Davos 2016: US Vice President Joe Biden urges world business leaders to do more for LGBT rights

Speaking at WEF, Joe Biden has urged business leaders to do more to promote the rights of LGBT people in the workplace. The Democrat said: "When it comes to LGBT rights in workplace, the world is looking to you. I know that sounds like hyperbole, sounds like an exaggeration. But they look to you. You have more impact than anything the federal government has done, or the Supreme Court of the United States has done, or that Barack Obama or Joe Biden have done lighting up the White House. You have more impact. You have more impact in countries around the world than we do on those social issues".

Speaking to a number of business leaders from companies including Microsoft, Google and Coca-Cola, the 73-year-old also addressed issues of human rights and discrimination around the world.

He said: "Mistreated by cops, denial of health care, isolation – always in the name of culture. Culture never justifies rank, war, discrimination or violation of human rights. There is no cultural justification – none, none, none. And think of the countries behind 'this is our culture'.  Watch his remarks via IBT

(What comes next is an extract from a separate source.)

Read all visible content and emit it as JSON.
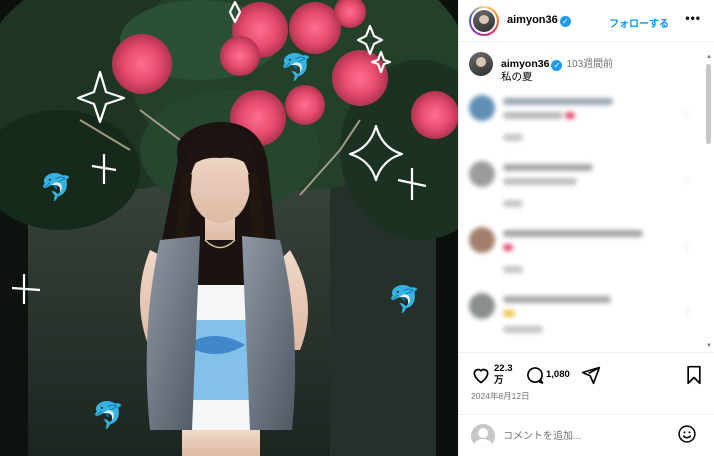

Switzerland: Global LGBTI rights to be discussed at Davos 2016

LGBT issues have made it onto the official agenda of the World Economic Forum in Davos for the first time. LGBT issues have been slowly making an appearance in the past couple of years, with the topic touched on in private discussions behind closed-doors as part of what I call the Davos Fringe and passing mentions on Davos panels around more general discussions of diversity and inclusion.

Topics don’t get added to the agenda lightly. New issues must have global importance and there must be high profile senior executives willing to talk about them on a pubic stage. The 2016 agenda includes two public sessions with a clear LGBT focus, signalling that LGBT issues have come to the fore with champions who are ready to speak clearly and openly on the topic.

There is a feeling among parts of the business community that through their global presence, with strong policies across their entire workforces around the world, and the ability to use their economic clout to influence governments, they can play a positive role either through acting as a role model or by using their soft power to encourage greater levels of acceptance and equal rights for LGBT people in countries where rights are not enshrined.  Read more via BBC

Debates at Davos Get Around to Gay Rights

This year, for the first time, the World Economic Forum is addressing the issue of gay and lesbian rights on the formal agenda for Davos...